To achieve Step 10, individuals will show that they are aware of the response of their listeners, and that they can change their language, tone and expression accordingly.
Up to now, the steps have been focused on how to speak clearly so that an individual can be understood, then how to speak effectively so that the order of words is logical and meaningful, and then thinking about how to make speech more engaging by using facts, examples, and visual aids.
The focus is now on the ability to speak adaptability, responding to the listeners to communicate their ideas more effectively.
The building blocks of this step are learning:
Being able to read your audience is one of the things that distinguish good communicators. If you can read your audience, you have a way of getting instant feedback about whether you are achieving your goals as a speaker.
Before you even start communicating, you make sure you are adapting to them by thinking about some of these questions:
Careful preparation will help set you up for success. However, adaptive speakers are also able to react to how they see the audience, and this uses lots of the skills steps that are part of Listening.
The good news is that your listeners are probably not thinking about their body language and so you can get honest insight into how they are feeling. Some of the things to look for are:
If you have lots of listeners, then it is important not to just read one or two of your audience members (your eyes might be drawn to those with the strongest reactions) but to keep looking at different audience members to read what they are thinking.
It is possible to change the mood of an audience quite quickly if you are able to adapt your language, tone and expression.
In subsequent steps, we will look at how you can plan for different responses from your audience and how you adjust for them. We will also look at how you adapt your content to keep your listeners engaged.
The ability to present to others engagingly is an asset in any educational setting. Your friends and peers will appreciate your ability and tend to find you interesting to listen to. However, mastering this step of Speaking, and the following steps, will raise your speaking skills to a significantly higher level than many others around you. The challenge in school or college is to identify as many opportunities as possible to speak in front of others, so you can start to read an audience and recognise the response of the listeners. Every group of listeners is different and every group response unique, therefore practise is the key to learning and mastering this step.
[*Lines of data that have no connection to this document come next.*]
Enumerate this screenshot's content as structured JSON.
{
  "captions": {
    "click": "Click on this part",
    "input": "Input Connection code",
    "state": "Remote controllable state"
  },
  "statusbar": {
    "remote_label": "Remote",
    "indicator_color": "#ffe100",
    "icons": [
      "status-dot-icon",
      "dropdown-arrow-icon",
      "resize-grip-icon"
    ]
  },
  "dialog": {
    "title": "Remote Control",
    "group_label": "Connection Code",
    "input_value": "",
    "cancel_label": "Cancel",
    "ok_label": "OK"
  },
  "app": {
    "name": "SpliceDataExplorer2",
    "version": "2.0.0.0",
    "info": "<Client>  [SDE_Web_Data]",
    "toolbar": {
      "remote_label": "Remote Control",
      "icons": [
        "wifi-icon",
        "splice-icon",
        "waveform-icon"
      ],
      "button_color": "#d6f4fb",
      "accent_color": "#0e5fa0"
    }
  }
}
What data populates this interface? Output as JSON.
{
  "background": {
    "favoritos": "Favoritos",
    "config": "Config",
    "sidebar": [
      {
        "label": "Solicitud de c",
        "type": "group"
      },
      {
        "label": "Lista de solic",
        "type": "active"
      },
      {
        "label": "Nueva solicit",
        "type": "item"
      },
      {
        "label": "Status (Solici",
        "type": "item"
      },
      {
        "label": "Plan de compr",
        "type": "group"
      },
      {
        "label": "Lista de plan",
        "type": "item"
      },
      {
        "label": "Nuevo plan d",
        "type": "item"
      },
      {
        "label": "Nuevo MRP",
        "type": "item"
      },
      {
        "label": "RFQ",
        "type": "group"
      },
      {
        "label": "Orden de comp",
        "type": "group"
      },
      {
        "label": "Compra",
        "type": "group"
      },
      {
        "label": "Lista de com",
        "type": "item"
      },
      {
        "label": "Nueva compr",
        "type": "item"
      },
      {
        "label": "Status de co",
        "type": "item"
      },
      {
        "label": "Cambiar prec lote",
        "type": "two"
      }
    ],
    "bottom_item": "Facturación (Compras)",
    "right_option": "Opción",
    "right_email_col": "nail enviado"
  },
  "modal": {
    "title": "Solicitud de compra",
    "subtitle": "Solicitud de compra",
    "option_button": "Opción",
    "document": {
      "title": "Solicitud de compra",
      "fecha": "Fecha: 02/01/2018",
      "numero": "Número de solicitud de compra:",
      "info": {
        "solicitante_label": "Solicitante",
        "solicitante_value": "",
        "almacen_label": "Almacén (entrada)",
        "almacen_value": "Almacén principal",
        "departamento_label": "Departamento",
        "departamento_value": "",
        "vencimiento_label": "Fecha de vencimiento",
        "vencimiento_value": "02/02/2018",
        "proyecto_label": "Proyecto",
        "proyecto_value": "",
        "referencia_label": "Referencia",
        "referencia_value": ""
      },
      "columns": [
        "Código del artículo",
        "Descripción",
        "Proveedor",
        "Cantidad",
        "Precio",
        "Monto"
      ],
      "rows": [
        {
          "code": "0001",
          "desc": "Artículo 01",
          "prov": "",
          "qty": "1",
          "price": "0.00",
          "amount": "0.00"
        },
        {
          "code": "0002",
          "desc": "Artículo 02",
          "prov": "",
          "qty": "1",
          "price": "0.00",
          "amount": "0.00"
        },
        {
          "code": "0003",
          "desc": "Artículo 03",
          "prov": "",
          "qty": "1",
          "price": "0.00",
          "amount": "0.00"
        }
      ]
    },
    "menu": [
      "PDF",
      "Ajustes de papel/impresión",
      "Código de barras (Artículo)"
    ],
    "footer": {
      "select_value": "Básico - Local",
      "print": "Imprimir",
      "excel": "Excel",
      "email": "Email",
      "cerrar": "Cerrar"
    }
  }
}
The reason for speaking to others in the workplace is often to persuade or convince the listener, this is particularly the case when speaking to your manager, a customer or a new client. The listener is only going to be persuaded or convinced if you have their full attention and they trust or believe what you are saying. It is therefore imperative, if you are to win them over, that you can identify when you are losing or confusing them. The ability to adapt your content or style to maintain engagement or re-engage them, is an extremely powerful skill.
Socially, in the wider world, we speak to many different people, not necessarily in terms of a formal presentation, but going about our normal business in our everyday life; the bus driver, the shopkeeper, doctor, policeman, members of a club or choir, as well as our friends and neighbours. In the wider world, if someone is not understanding we may have already learned to simply repeat ourselves. However, by mastering this step you will be able to adapt your words in a variety of ways to accommodate the listener, and not rely on repetition.
To best practise this step of Speaking, apply what you have learnt to a real-life situation. Choose one or more of the activities below, remind yourself of the key points and strategies in the step,and have a go!
To teach this step:
This step is more difficult to practice in the day to day of the classroom. However, for extended presentations and other pieces of presented work, it would be worth reminding learners about the value of trying to read their audience and adapting their tone and expression to engage them best. Presentations in assemblies or other events also provide an excellent opportunity for this.
It is also possible at points for the teacher to pause teaching and to model how they are reading their audience and adapting to their reactions.
This step is best assessed through observation and reflection with the learner. For example:
This step will be relevant to those who will speak to others in order to engage or persuade them.
To build this step in the work environment, managers could:
There are plenty of opportunities for building this skill in the workplace:
For those already employed, this step is best assessed through observation. For instance:
During the recruitment process, this step could be assessed by:
We work with a wide range of organisations, who use the Skills Builder approach in lots of different settings – from youth clubs, to STEM organisations, to careers and employability providers.
We have a lot of materials available to support you to use the Skills Builder Universal Framework with the individuals you work with, including:
We also do a lot of work with organisations who join the Skills Builder Partnership to build the Universal Framework into their work and impact measurement systems. You can find out a lot more using the links below.
At home, you can easily support your child to build their essential skills. The good news is that there
are lots of ways that you can have a big impact, including: